## ABOUT THIS TASK
State how many lines in the listing include the word "files", and give no other text.
.....
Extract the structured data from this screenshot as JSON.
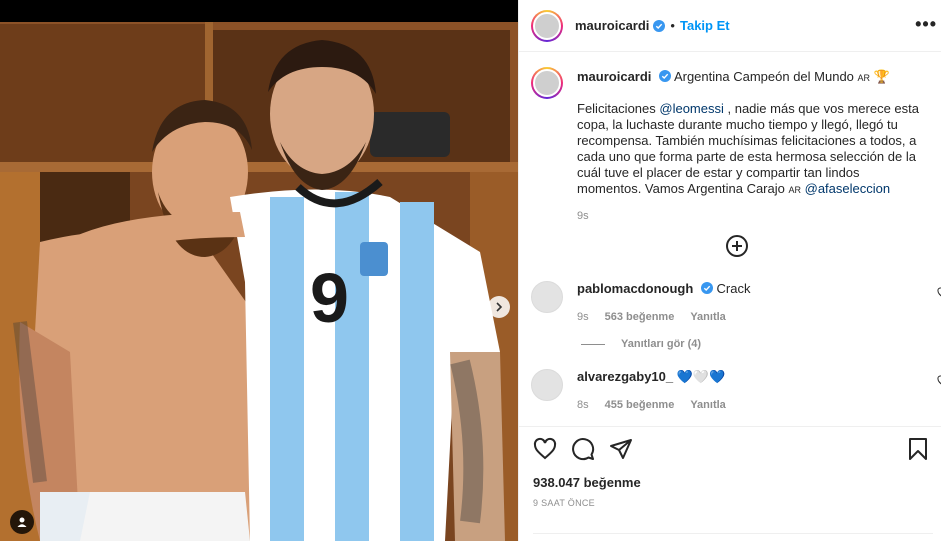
{
  "post": {
    "username": "mauroicardi",
    "follow_label": "Takip Et",
    "more_label": "•••",
    "dot": "•"
  },
  "caption": {
    "username": "mauroicardi",
    "title": "Argentina Campeón del Mundo",
    "flag": "AR",
    "trophy": "🏆",
    "lines": [
      "Felicitaciones ",
      "@leomessi",
      " , nadie más que vos merece esta copa, la luchaste durante mucho tiempo y llegó, llegó tu recompensa. También muchísimas felicitaciones a todos, a cada uno que forma parte de esta hermosa selección de la cuál tuve el placer de estar y compartir tan lindos momentos. Vamos Argentina Carajo ",
      "AR",
      " ",
      "@afaseleccion"
    ],
    "time": "9s"
  },
  "comments": [
    {
      "username": "pablomacdonough",
      "text": "Crack",
      "time": "9s",
      "likes": "563 beğenme",
      "reply": "Yanıtla"
    },
    {
      "username": "alvarezgaby10_",
      "text": "💙🤍💙",
      "time": "8s",
      "likes": "455 beğenme",
      "reply": "Yanıtla"
    }
  ],
  "replies_label": "Yanıtları gör (4)",
  "likes_total": "938.047 beğenme",
  "time_ago": "9 SAAT ÖNCE",
  "colors": {
    "accent": "#0095f6",
    "verified": "#3897f0",
    "mention": "#00376b",
    "muted": "#8e8e8e"
  },
  "icons": {
    "like": "heart-icon",
    "comment": "comment-icon",
    "share": "share-icon",
    "save": "bookmark-icon",
    "load_more": "plus-circle-icon",
    "next": "chevron-right-icon",
    "tag": "user-tag-icon"
  }
}
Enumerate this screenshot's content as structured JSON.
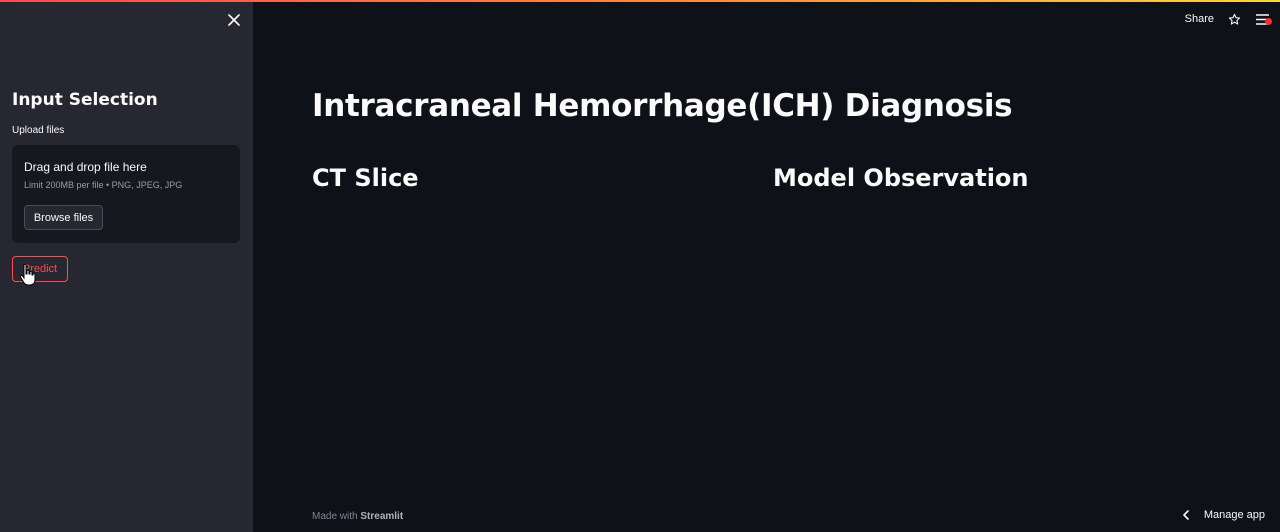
{
  "sidebar": {
    "title": "Input Selection",
    "upload_label": "Upload files",
    "dropzone": {
      "title": "Drag and drop file here",
      "limit": "Limit 200MB per file • PNG, JPEG, JPG",
      "browse_label": "Browse files"
    },
    "predict_label": "Predict"
  },
  "header": {
    "share_label": "Share"
  },
  "main": {
    "title": "Intracraneal Hemorrhage(ICH) Diagnosis",
    "col_left_title": "CT Slice",
    "col_right_title": "Model Observation"
  },
  "footer": {
    "made_with": "Made with",
    "brand": "Streamlit"
  },
  "manage_app_label": "Manage app",
  "colors": {
    "background": "#0e1117",
    "sidebar": "#262730",
    "accent": "#ff4b4b"
  },
  "icons": [
    "close-icon",
    "star-icon",
    "hamburger-menu-icon",
    "chevron-left-icon",
    "hand-cursor-icon"
  ]
}
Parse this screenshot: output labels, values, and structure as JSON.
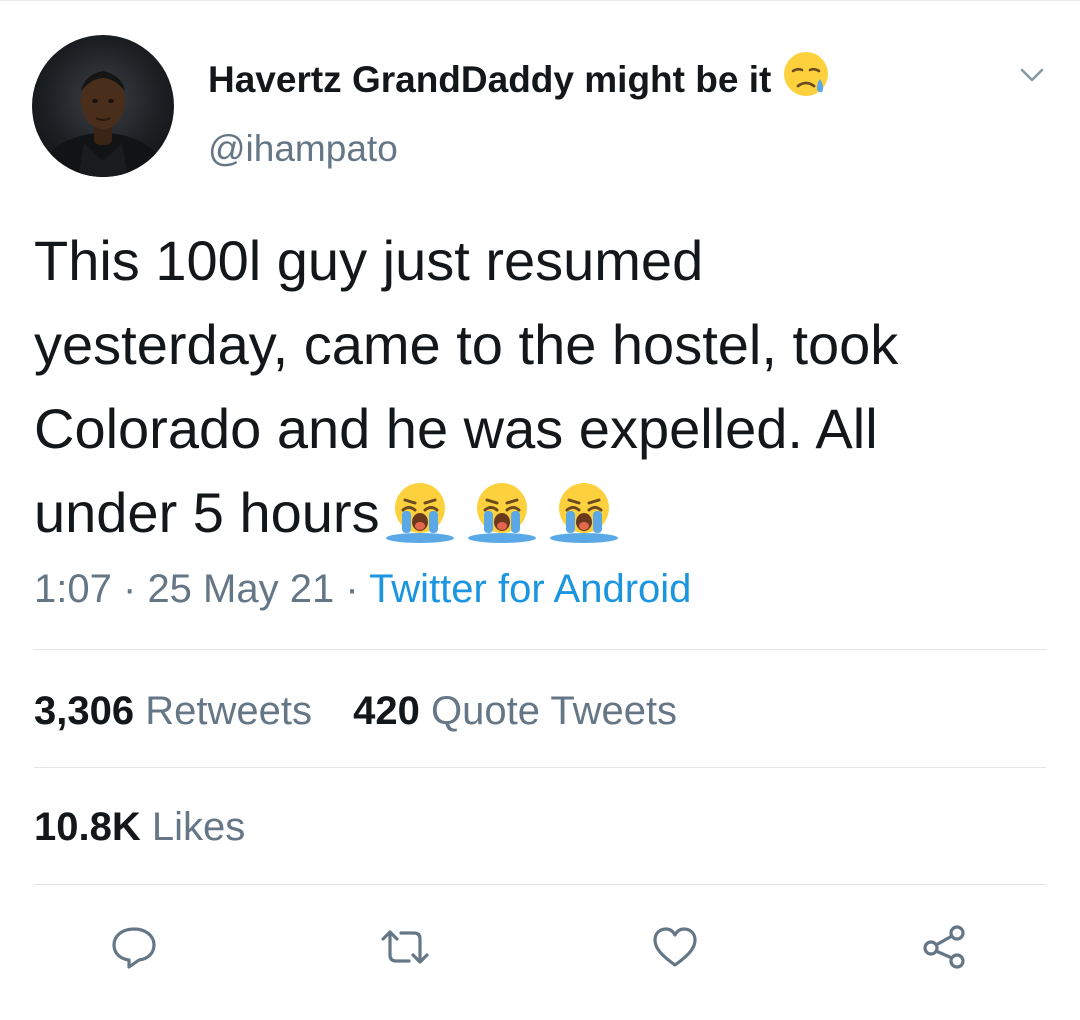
{
  "tweet": {
    "author": {
      "display_name": "Havertz GrandDaddy might be it",
      "name_emoji": "disappointed-relieved-emoji",
      "handle": "@ihampato"
    },
    "text_lines": [
      "This 100l guy just resumed",
      "yesterday, came to the hostel, took",
      "Colorado and he was expelled. All",
      "under 5 hours"
    ],
    "text_emojis": [
      "loudly-crying-emoji",
      "loudly-crying-emoji",
      "loudly-crying-emoji"
    ],
    "time": "1:07",
    "separator": "·",
    "date": "25 May 21",
    "source": "Twitter for Android"
  },
  "stats": {
    "retweets_count": "3,306",
    "retweets_label": "Retweets",
    "quotes_count": "420",
    "quotes_label": "Quote Tweets",
    "likes_count": "10.8K",
    "likes_label": "Likes"
  },
  "actions": {
    "reply_icon": "reply-icon",
    "retweet_icon": "retweet-icon",
    "like_icon": "heart-icon",
    "share_icon": "share-icon"
  },
  "colors": {
    "text": "#14171a",
    "secondary": "#657786",
    "link": "#1b95e0",
    "divider": "#dfe5ea",
    "emoji_face": "#fdd13e",
    "emoji_tears": "#5aa9e6"
  }
}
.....
## TASK RESPONSE
2